Pronation means turning back of forearm to front (supposed that hand is down beside body). I have seen a pronation movement on medical software, but this movement seemed to me unlikely, because only forearm turned, but the humerus bone of upper arm did not rotated. So in this article I suppose that humerus bone rotates when you try to give hand in takate kote position. Note 2: This article concerns only one vulnerable area, that is placed just under Deltoid muscle. Science, liability, use of force, and restraint asphyxia. Adversaries involved in civil lawsuits and criminal legal actions often call on scientific study to support their arguments — this practice has been part of the American legal system since the 1800s.
But there’s a tension between law and science, principally because their respective objectives are different. Sometimes though, science and liability intersect and this is particularly true in cases of sudden restraint deaths in police custody. These cases tend to involve complex medical, legal, and use-of-force issues. These incidents typically involve a violent confrontation between an individual the police. Often times the civilian person is exhibiting a drug-induced state of agitation, or agitation commonly found in a mentally ill person. Autopsy findings may fail to show anatomic or toxicological results sufficient to explain the death.
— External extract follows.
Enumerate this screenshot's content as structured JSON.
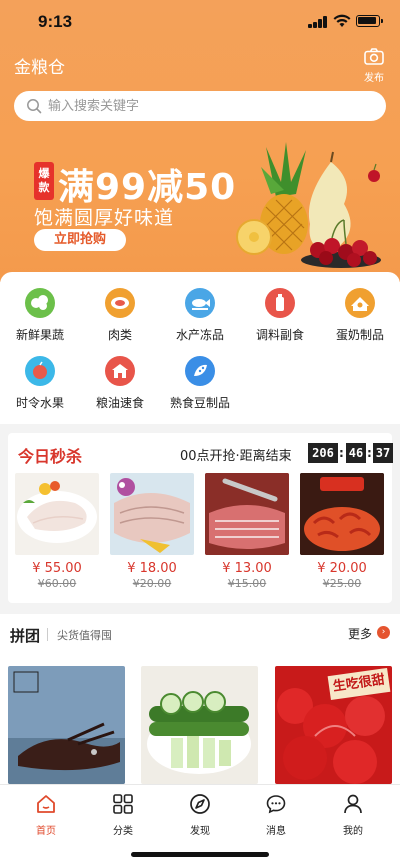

Both perspectives underscore the tension between science and the law that intersects from a sudden in custody death.